Element data from apps and pages:
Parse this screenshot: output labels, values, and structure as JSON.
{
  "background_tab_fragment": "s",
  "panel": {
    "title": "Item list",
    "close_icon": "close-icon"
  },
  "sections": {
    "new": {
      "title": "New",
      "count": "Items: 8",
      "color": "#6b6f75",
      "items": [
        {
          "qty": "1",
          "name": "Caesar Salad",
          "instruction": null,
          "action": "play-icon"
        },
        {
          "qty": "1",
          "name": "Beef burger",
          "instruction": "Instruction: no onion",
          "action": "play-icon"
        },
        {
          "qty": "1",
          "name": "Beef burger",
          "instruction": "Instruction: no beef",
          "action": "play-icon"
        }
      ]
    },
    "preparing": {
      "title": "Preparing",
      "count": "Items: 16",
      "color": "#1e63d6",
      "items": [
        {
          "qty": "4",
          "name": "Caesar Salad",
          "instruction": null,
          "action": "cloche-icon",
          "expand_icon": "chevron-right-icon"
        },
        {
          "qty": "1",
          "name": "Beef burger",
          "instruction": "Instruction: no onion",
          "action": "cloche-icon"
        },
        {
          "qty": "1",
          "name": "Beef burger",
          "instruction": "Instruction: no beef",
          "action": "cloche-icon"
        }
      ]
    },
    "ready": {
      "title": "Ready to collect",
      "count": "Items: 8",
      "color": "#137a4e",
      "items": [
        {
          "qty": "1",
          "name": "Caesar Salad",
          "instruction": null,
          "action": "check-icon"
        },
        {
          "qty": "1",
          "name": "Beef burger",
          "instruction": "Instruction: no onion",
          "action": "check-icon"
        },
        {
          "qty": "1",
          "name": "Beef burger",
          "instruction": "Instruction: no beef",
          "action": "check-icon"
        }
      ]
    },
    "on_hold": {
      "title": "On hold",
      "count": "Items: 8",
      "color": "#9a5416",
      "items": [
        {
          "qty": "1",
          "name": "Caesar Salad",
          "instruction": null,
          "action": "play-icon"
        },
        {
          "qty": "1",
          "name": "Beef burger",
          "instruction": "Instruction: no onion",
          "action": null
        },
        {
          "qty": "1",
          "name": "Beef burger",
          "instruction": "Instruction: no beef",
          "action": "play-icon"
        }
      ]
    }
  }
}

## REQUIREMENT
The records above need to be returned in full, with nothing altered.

## RESULT BELOW
Parse this screenshot: output labels, values, and structure as JSON.
{
  "background_tab_fragment": "s",
  "panel": {
    "title": "Item list",
    "close_icon": "close-icon"
  },
  "sections": {
    "new": {
      "title": "New",
      "count": "Items: 8",
      "color": "#6b6f75",
      "items": [
        {
          "qty": "1",
          "name": "Caesar Salad",
          "instruction": null,
          "action": "play-icon"
        },
        {
          "qty": "1",
          "name": "Beef burger",
          "instruction": "Instruction: no onion",
          "action": "play-icon"
        },
        {
          "qty": "1",
          "name": "Beef burger",
          "instruction": "Instruction: no beef",
          "action": "play-icon"
        }
      ]
    },
    "preparing": {
      "title": "Preparing",
      "count": "Items: 16",
      "color": "#1e63d6",
      "items": [
        {
          "qty": "4",
          "name": "Caesar Salad",
          "instruction": null,
          "action": "cloche-icon",
          "expand_icon": "chevron-right-icon"
        },
        {
          "qty": "1",
          "name": "Beef burger",
          "instruction": "Instruction: no onion",
          "action": "cloche-icon"
        },
        {
          "qty": "1",
          "name": "Beef burger",
          "instruction": "Instruction: no beef",
          "action": "cloche-icon"
        }
      ]
    },
    "ready": {
      "title": "Ready to collect",
      "count": "Items: 8",
      "color": "#137a4e",
      "items": [
        {
          "qty": "1",
          "name": "Caesar Salad",
          "instruction": null,
          "action": "check-icon"
        },
        {
          "qty": "1",
          "name": "Beef burger",
          "instruction": "Instruction: no onion",
          "action": "check-icon"
        },
        {
          "qty": "1",
          "name": "Beef burger",
          "instruction": "Instruction: no beef",
          "action": "check-icon"
        }
      ]
    },
    "on_hold": {
      "title": "On hold",
      "count": "Items: 8",
      "color": "#9a5416",
      "items": [
        {
          "qty": "1",
          "name": "Caesar Salad",
          "instruction": null,
          "action": "play-icon"
        },
        {
          "qty": "1",
          "name": "Beef burger",
          "instruction": "Instruction: no onion",
          "action": null
        },
        {
          "qty": "1",
          "name": "Beef burger",
          "instruction": "Instruction: no beef",
          "action": "play-icon"
        }
      ]
    }
  }
}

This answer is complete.